# EXERCISE DETAILS:
Repeat the listing below word for word, minus the pictures.

EXERCISE MATERIAL section start

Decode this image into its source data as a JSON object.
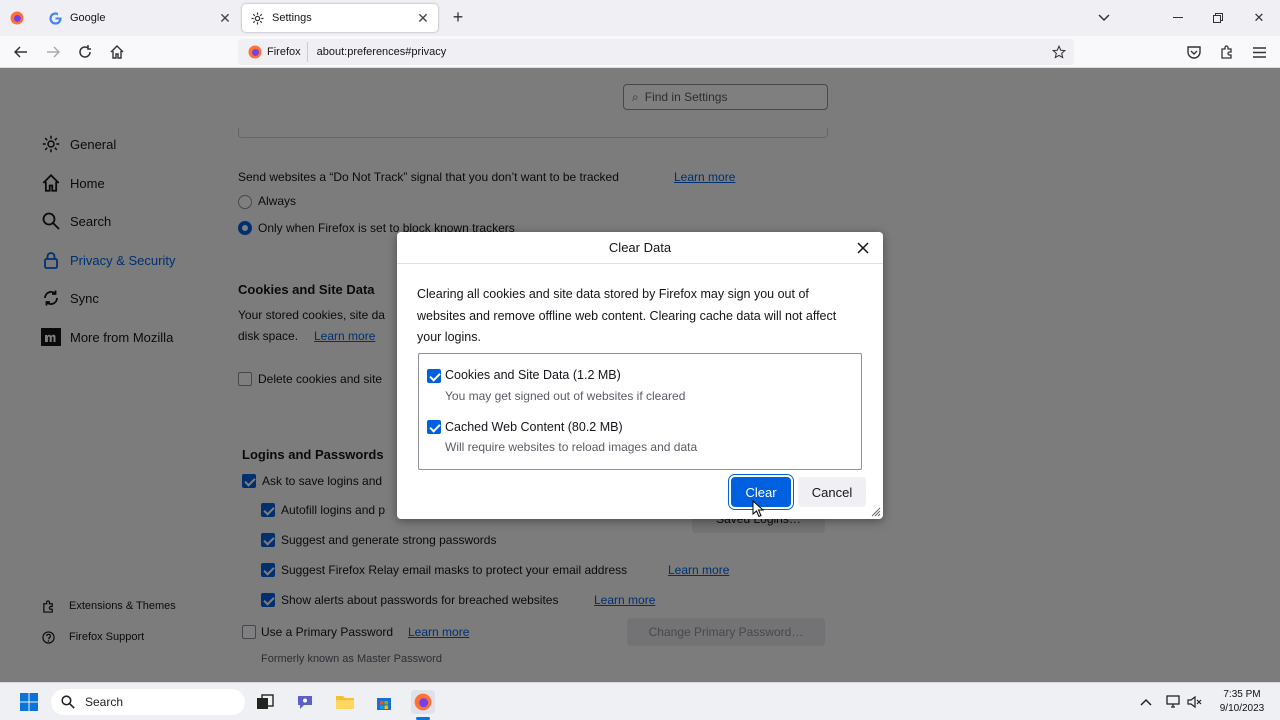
{
  "browser": {
    "tabs": [
      {
        "label": "Google",
        "icon": "google-icon",
        "active": false
      },
      {
        "label": "Settings",
        "icon": "gear-icon",
        "active": true
      }
    ],
    "identity_label": "Firefox",
    "url": "about:preferences#privacy"
  },
  "settings": {
    "search_placeholder": "Find in Settings",
    "nav": [
      {
        "label": "General",
        "icon": "gear-icon"
      },
      {
        "label": "Home",
        "icon": "home-icon"
      },
      {
        "label": "Search",
        "icon": "search-icon"
      },
      {
        "label": "Privacy & Security",
        "icon": "lock-icon",
        "selected": true
      },
      {
        "label": "Sync",
        "icon": "sync-icon"
      },
      {
        "label": "More from Mozilla",
        "icon": "mozilla-icon"
      }
    ],
    "footer_nav": [
      {
        "label": "Extensions & Themes",
        "icon": "puzzle-icon"
      },
      {
        "label": "Firefox Support",
        "icon": "help-icon"
      }
    ],
    "dnt": {
      "text": "Send websites a “Do Not Track” signal that you don’t want to be tracked",
      "learn_more": "Learn more",
      "options": [
        "Always",
        "Only when Firefox is set to block known trackers"
      ]
    },
    "cookies": {
      "heading": "Cookies and Site Data",
      "desc_line1": "Your stored cookies, site da",
      "desc_line2": "disk space.",
      "learn_more": "Learn more",
      "delete_label": "Delete cookies and site"
    },
    "logins": {
      "heading": "Logins and Passwords",
      "ask_save": "Ask to save logins and",
      "autofill": "Autofill logins and p",
      "saved_logins_button": "Saved Logins…",
      "suggest": "Suggest and generate strong passwords",
      "relay": "Suggest Firefox Relay email masks to protect your email address",
      "relay_learn_more": "Learn more",
      "breach": "Show alerts about passwords for breached websites",
      "breach_learn_more": "Learn more",
      "primary": "Use a Primary Password",
      "primary_learn_more": "Learn more",
      "change_primary_button": "Change Primary Password…",
      "formerly": "Formerly known as Master Password"
    }
  },
  "dialog": {
    "title": "Clear Data",
    "description": "Clearing all cookies and site data stored by Firefox may sign you out of websites and remove offline web content. Clearing cache data will not affect your logins.",
    "options": [
      {
        "label": "Cookies and Site Data (1.2 MB)",
        "sub": "You may get signed out of websites if cleared",
        "checked": true
      },
      {
        "label": "Cached Web Content (80.2 MB)",
        "sub": "Will require websites to reload images and data",
        "checked": true
      }
    ],
    "clear_label": "Clear",
    "cancel_label": "Cancel"
  },
  "taskbar": {
    "search_label": "Search",
    "time": "7:35 PM",
    "date": "9/10/2023"
  },
  "colors": {
    "accent": "#0061e0",
    "overlay": "rgba(0,0,0,0.5)"
  }
}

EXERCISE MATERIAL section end

# RESULT BELOW:
Decode this image into its source data as a JSON object.
{
  "browser": {
    "tabs": [
      {
        "label": "Google",
        "icon": "google-icon",
        "active": false
      },
      {
        "label": "Settings",
        "icon": "gear-icon",
        "active": true
      }
    ],
    "identity_label": "Firefox",
    "url": "about:preferences#privacy"
  },
  "settings": {
    "search_placeholder": "Find in Settings",
    "nav": [
      {
        "label": "General",
        "icon": "gear-icon"
      },
      {
        "label": "Home",
        "icon": "home-icon"
      },
      {
        "label": "Search",
        "icon": "search-icon"
      },
      {
        "label": "Privacy & Security",
        "icon": "lock-icon",
        "selected": true
      },
      {
        "label": "Sync",
        "icon": "sync-icon"
      },
      {
        "label": "More from Mozilla",
        "icon": "mozilla-icon"
      }
    ],
    "footer_nav": [
      {
        "label": "Extensions & Themes",
        "icon": "puzzle-icon"
      },
      {
        "label": "Firefox Support",
        "icon": "help-icon"
      }
    ],
    "dnt": {
      "text": "Send websites a “Do Not Track” signal that you don’t want to be tracked",
      "learn_more": "Learn more",
      "options": [
        "Always",
        "Only when Firefox is set to block known trackers"
      ]
    },
    "cookies": {
      "heading": "Cookies and Site Data",
      "desc_line1": "Your stored cookies, site da",
      "desc_line2": "disk space.",
      "learn_more": "Learn more",
      "delete_label": "Delete cookies and site"
    },
    "logins": {
      "heading": "Logins and Passwords",
      "ask_save": "Ask to save logins and",
      "autofill": "Autofill logins and p",
      "saved_logins_button": "Saved Logins…",
      "suggest": "Suggest and generate strong passwords",
      "relay": "Suggest Firefox Relay email masks to protect your email address",
      "relay_learn_more": "Learn more",
      "breach": "Show alerts about passwords for breached websites",
      "breach_learn_more": "Learn more",
      "primary": "Use a Primary Password",
      "primary_learn_more": "Learn more",
      "change_primary_button": "Change Primary Password…",
      "formerly": "Formerly known as Master Password"
    }
  },
  "dialog": {
    "title": "Clear Data",
    "description": "Clearing all cookies and site data stored by Firefox may sign you out of websites and remove offline web content. Clearing cache data will not affect your logins.",
    "options": [
      {
        "label": "Cookies and Site Data (1.2 MB)",
        "sub": "You may get signed out of websites if cleared",
        "checked": true
      },
      {
        "label": "Cached Web Content (80.2 MB)",
        "sub": "Will require websites to reload images and data",
        "checked": true
      }
    ],
    "clear_label": "Clear",
    "cancel_label": "Cancel"
  },
  "taskbar": {
    "search_label": "Search",
    "time": "7:35 PM",
    "date": "9/10/2023"
  },
  "colors": {
    "accent": "#0061e0",
    "overlay": "rgba(0,0,0,0.5)"
  }
}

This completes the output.